Exercise objective:
Answer with a single number: the count of lines below that hold "this".

** Opening Source records block **

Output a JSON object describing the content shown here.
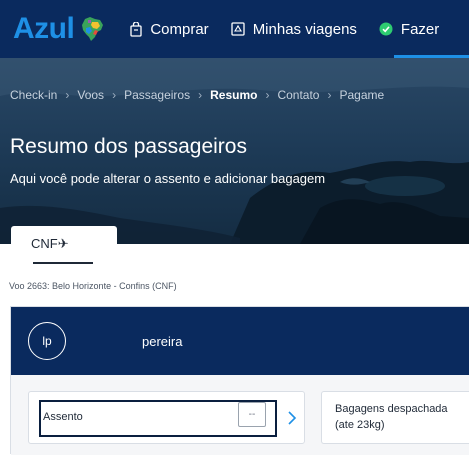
{
  "header": {
    "brand": "Azul",
    "nav": [
      {
        "label": "Comprar",
        "icon": "bag-icon"
      },
      {
        "label": "Minhas viagens",
        "icon": "ticket-icon"
      },
      {
        "label": "Fazer",
        "icon": "check-circle-icon"
      }
    ]
  },
  "hero": {
    "breadcrumb": [
      "Check-in",
      "Voos",
      "Passageiros",
      "Resumo",
      "Contato",
      "Pagame"
    ],
    "active_step": "Resumo",
    "title": "Resumo dos passageiros",
    "subtitle": "Aqui você pode alterar o assento e adicionar bagagem"
  },
  "flight_tab": {
    "label": "CNF"
  },
  "flight_info": "Voo 2663: Belo Horizonte - Confins (CNF)",
  "passenger": {
    "initials": "lp",
    "name": "pereira",
    "seat": {
      "label": "Assento",
      "value": "--"
    },
    "bags": {
      "title": "Bagagens despachada",
      "subtitle": "(ate 23kg)"
    }
  },
  "colors": {
    "navy": "#0a2a5e",
    "accent_blue": "#1e90e6",
    "check_green": "#2ecc71"
  }
}
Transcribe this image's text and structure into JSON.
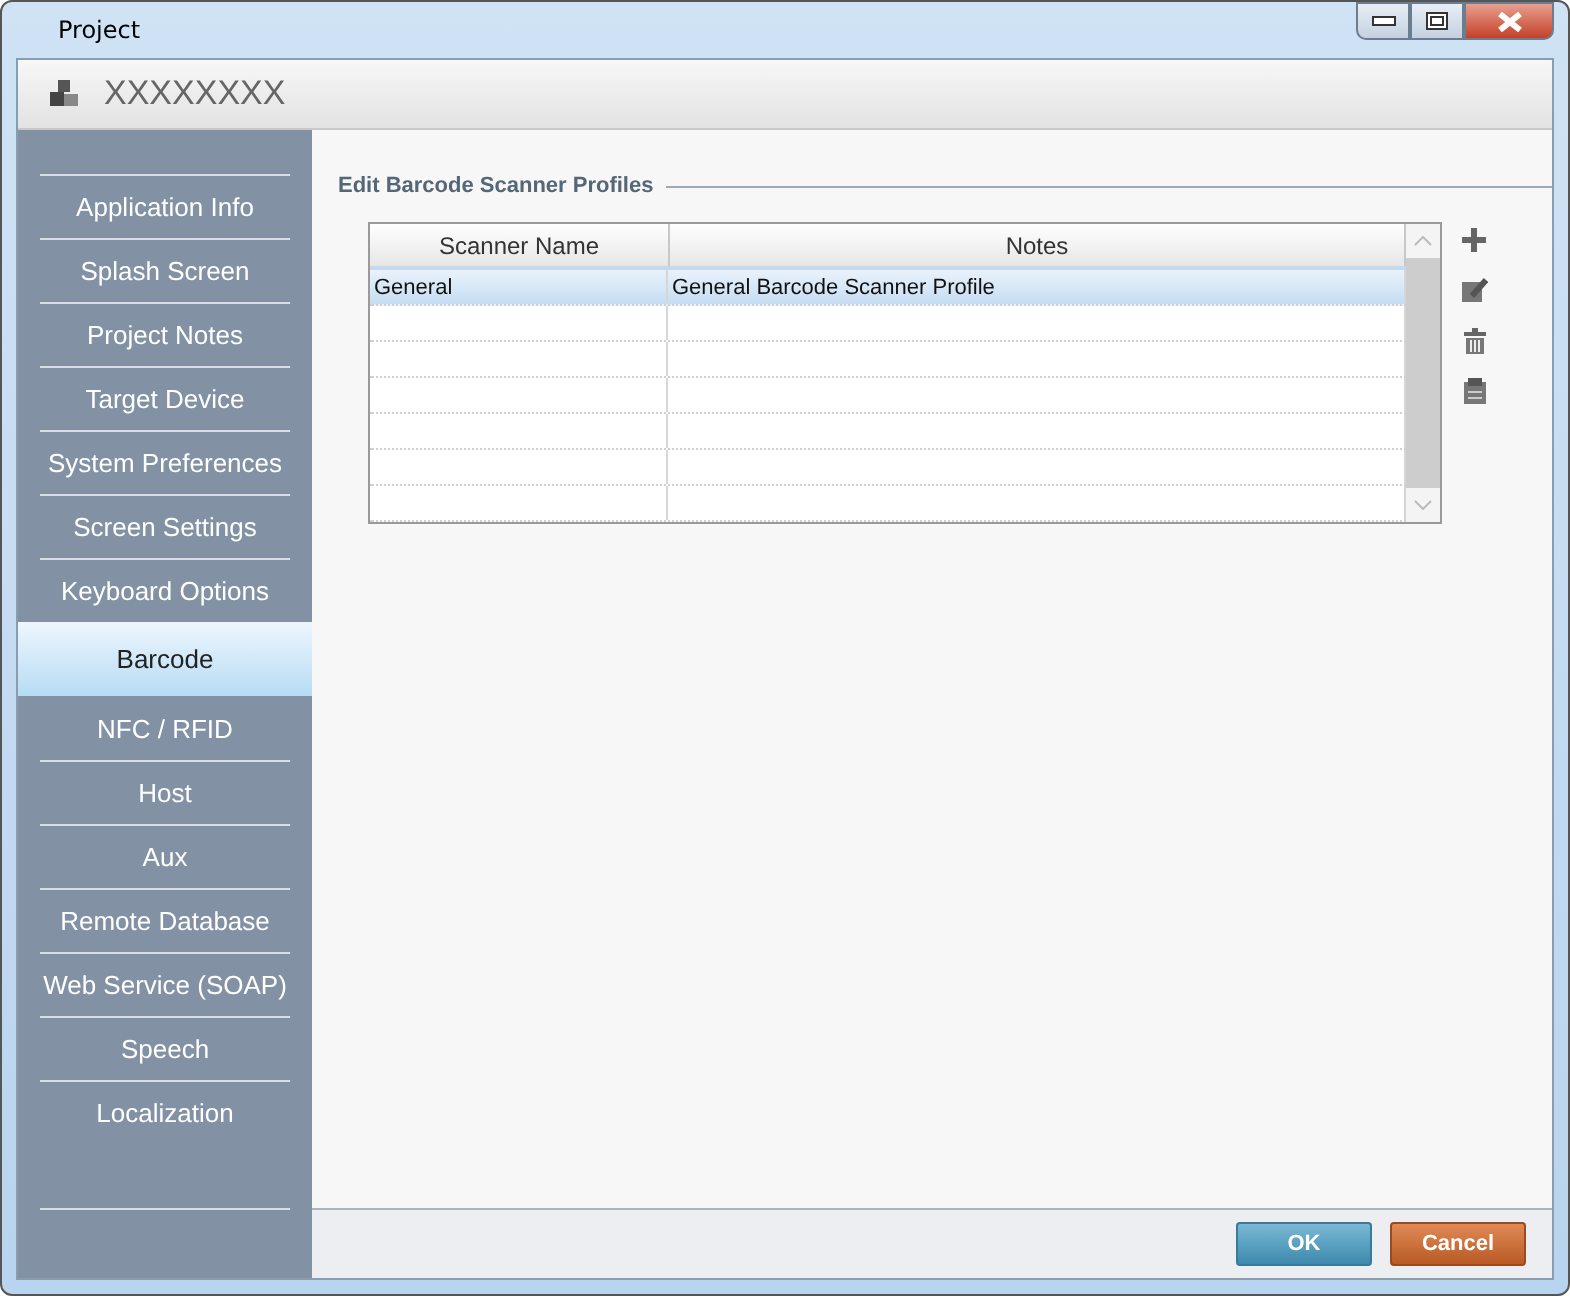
{
  "window": {
    "title": "Project"
  },
  "header": {
    "title": "XXXXXXXX"
  },
  "sidebar": {
    "items": [
      {
        "label": "Application Info",
        "selected": false
      },
      {
        "label": "Splash Screen",
        "selected": false
      },
      {
        "label": "Project Notes",
        "selected": false
      },
      {
        "label": "Target Device",
        "selected": false
      },
      {
        "label": "System Preferences",
        "selected": false
      },
      {
        "label": "Screen Settings",
        "selected": false
      },
      {
        "label": "Keyboard Options",
        "selected": false
      },
      {
        "label": "Barcode",
        "selected": true
      },
      {
        "label": "NFC / RFID",
        "selected": false
      },
      {
        "label": "Host",
        "selected": false
      },
      {
        "label": "Aux",
        "selected": false
      },
      {
        "label": "Remote Database",
        "selected": false
      },
      {
        "label": "Web Service (SOAP)",
        "selected": false
      },
      {
        "label": "Speech",
        "selected": false
      },
      {
        "label": "Localization",
        "selected": false
      }
    ]
  },
  "section": {
    "title": "Edit Barcode Scanner Profiles"
  },
  "table": {
    "columns": [
      "Scanner Name",
      "Notes"
    ],
    "rows": [
      {
        "cells": [
          "General",
          "General Barcode Scanner Profile"
        ],
        "selected": true
      }
    ]
  },
  "tools": [
    {
      "kind": "add"
    },
    {
      "kind": "edit"
    },
    {
      "kind": "delete"
    },
    {
      "kind": "copy"
    }
  ],
  "buttons": [
    {
      "label": "OK",
      "kind": "primary"
    },
    {
      "label": "Cancel",
      "kind": "cancel"
    }
  ]
}
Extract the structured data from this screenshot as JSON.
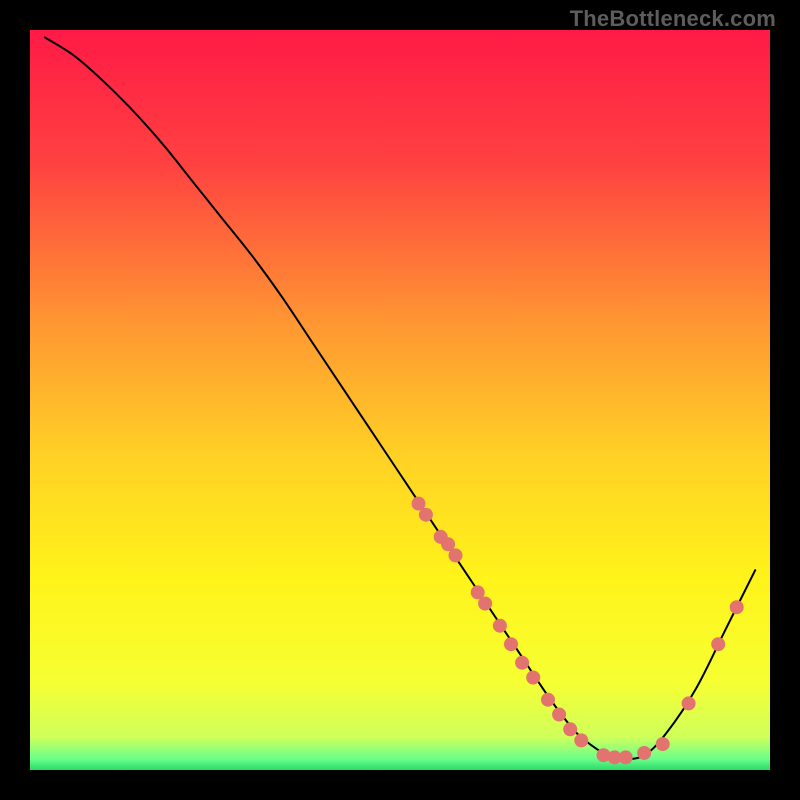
{
  "watermark": "TheBottleneck.com",
  "chart_data": {
    "type": "line",
    "title": "",
    "xlabel": "",
    "ylabel": "",
    "xlim": [
      0,
      100
    ],
    "ylim": [
      0,
      100
    ],
    "grid": false,
    "legend": false,
    "background": {
      "type": "vertical-gradient",
      "stops": [
        {
          "offset": 0.0,
          "color": "#ff1a46"
        },
        {
          "offset": 0.18,
          "color": "#ff4141"
        },
        {
          "offset": 0.4,
          "color": "#ff9832"
        },
        {
          "offset": 0.58,
          "color": "#ffd225"
        },
        {
          "offset": 0.74,
          "color": "#fff31a"
        },
        {
          "offset": 0.88,
          "color": "#f6ff32"
        },
        {
          "offset": 0.955,
          "color": "#d0ff5a"
        },
        {
          "offset": 0.985,
          "color": "#6bff8a"
        },
        {
          "offset": 1.0,
          "color": "#2bd96a"
        }
      ]
    },
    "series": [
      {
        "name": "bottleneck-curve",
        "color": "#000000",
        "stroke_width": 2,
        "x": [
          2,
          6,
          10,
          14,
          18,
          22,
          26,
          30,
          34,
          38,
          42,
          46,
          50,
          52,
          56,
          60,
          64,
          66,
          70,
          73,
          75,
          78,
          80,
          83,
          86,
          90,
          94,
          98
        ],
        "y": [
          99,
          96.5,
          93,
          89,
          84.5,
          79.5,
          74.5,
          69.5,
          64,
          58,
          52,
          46,
          40,
          37,
          31,
          25,
          19,
          16,
          10,
          6,
          4,
          2,
          1.5,
          2,
          5,
          11,
          19,
          27
        ]
      }
    ],
    "scatter": [
      {
        "name": "curve-markers",
        "color": "#e2736e",
        "radius": 7,
        "points": [
          {
            "x": 52.5,
            "y": 36
          },
          {
            "x": 53.5,
            "y": 34.5
          },
          {
            "x": 55.5,
            "y": 31.5
          },
          {
            "x": 56.5,
            "y": 30.5
          },
          {
            "x": 57.5,
            "y": 29
          },
          {
            "x": 60.5,
            "y": 24
          },
          {
            "x": 61.5,
            "y": 22.5
          },
          {
            "x": 63.5,
            "y": 19.5
          },
          {
            "x": 65.0,
            "y": 17
          },
          {
            "x": 66.5,
            "y": 14.5
          },
          {
            "x": 68.0,
            "y": 12.5
          },
          {
            "x": 70.0,
            "y": 9.5
          },
          {
            "x": 71.5,
            "y": 7.5
          },
          {
            "x": 73.0,
            "y": 5.5
          },
          {
            "x": 74.5,
            "y": 4
          },
          {
            "x": 77.5,
            "y": 2
          },
          {
            "x": 79.0,
            "y": 1.7
          },
          {
            "x": 80.5,
            "y": 1.7
          },
          {
            "x": 83.0,
            "y": 2.3
          },
          {
            "x": 85.5,
            "y": 3.5
          },
          {
            "x": 89.0,
            "y": 9
          },
          {
            "x": 93.0,
            "y": 17
          },
          {
            "x": 95.5,
            "y": 22
          }
        ]
      }
    ],
    "annotations": []
  }
}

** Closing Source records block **

Your solution:
2